Problem description.
Your answer should be the lines of the listing that contain the word "Accept".

Material shown.
[Start of Attachment]

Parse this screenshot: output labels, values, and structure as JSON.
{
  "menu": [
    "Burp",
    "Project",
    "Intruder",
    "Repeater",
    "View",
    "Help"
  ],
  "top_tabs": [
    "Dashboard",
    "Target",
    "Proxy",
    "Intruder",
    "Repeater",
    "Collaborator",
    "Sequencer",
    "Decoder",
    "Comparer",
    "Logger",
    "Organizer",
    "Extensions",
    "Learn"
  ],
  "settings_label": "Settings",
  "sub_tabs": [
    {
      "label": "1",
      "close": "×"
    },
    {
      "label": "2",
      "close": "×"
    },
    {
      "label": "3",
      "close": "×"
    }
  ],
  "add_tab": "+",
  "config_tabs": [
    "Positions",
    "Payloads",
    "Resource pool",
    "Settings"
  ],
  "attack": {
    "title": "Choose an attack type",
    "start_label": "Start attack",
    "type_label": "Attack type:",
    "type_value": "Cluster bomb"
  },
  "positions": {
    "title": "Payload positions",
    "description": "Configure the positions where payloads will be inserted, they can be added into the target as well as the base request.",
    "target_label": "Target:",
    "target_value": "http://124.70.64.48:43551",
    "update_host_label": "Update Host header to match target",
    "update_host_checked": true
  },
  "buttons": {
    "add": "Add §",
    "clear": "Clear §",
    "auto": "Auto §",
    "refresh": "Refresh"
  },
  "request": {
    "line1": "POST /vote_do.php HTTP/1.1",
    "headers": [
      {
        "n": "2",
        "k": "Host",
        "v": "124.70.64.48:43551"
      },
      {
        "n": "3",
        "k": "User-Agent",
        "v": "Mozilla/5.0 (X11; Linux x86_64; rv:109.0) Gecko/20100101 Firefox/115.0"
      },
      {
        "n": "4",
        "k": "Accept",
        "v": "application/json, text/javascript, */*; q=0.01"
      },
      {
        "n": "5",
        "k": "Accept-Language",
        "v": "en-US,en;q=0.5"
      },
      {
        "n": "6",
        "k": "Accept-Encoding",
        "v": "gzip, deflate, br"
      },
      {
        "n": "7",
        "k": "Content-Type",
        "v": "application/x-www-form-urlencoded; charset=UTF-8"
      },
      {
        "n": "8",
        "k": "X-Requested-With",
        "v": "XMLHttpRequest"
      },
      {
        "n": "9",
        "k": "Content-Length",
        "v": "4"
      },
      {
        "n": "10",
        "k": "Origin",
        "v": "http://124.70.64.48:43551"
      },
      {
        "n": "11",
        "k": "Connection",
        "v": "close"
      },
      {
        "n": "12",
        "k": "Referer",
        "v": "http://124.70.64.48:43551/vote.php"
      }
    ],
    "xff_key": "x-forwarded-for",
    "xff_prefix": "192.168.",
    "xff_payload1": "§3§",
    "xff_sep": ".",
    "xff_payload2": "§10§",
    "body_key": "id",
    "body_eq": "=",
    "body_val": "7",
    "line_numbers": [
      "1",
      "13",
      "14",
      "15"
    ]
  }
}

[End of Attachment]

Solution to this task.
        "k": "Accept",
        "k": "Accept-Language",
        "k": "Accept-Encoding",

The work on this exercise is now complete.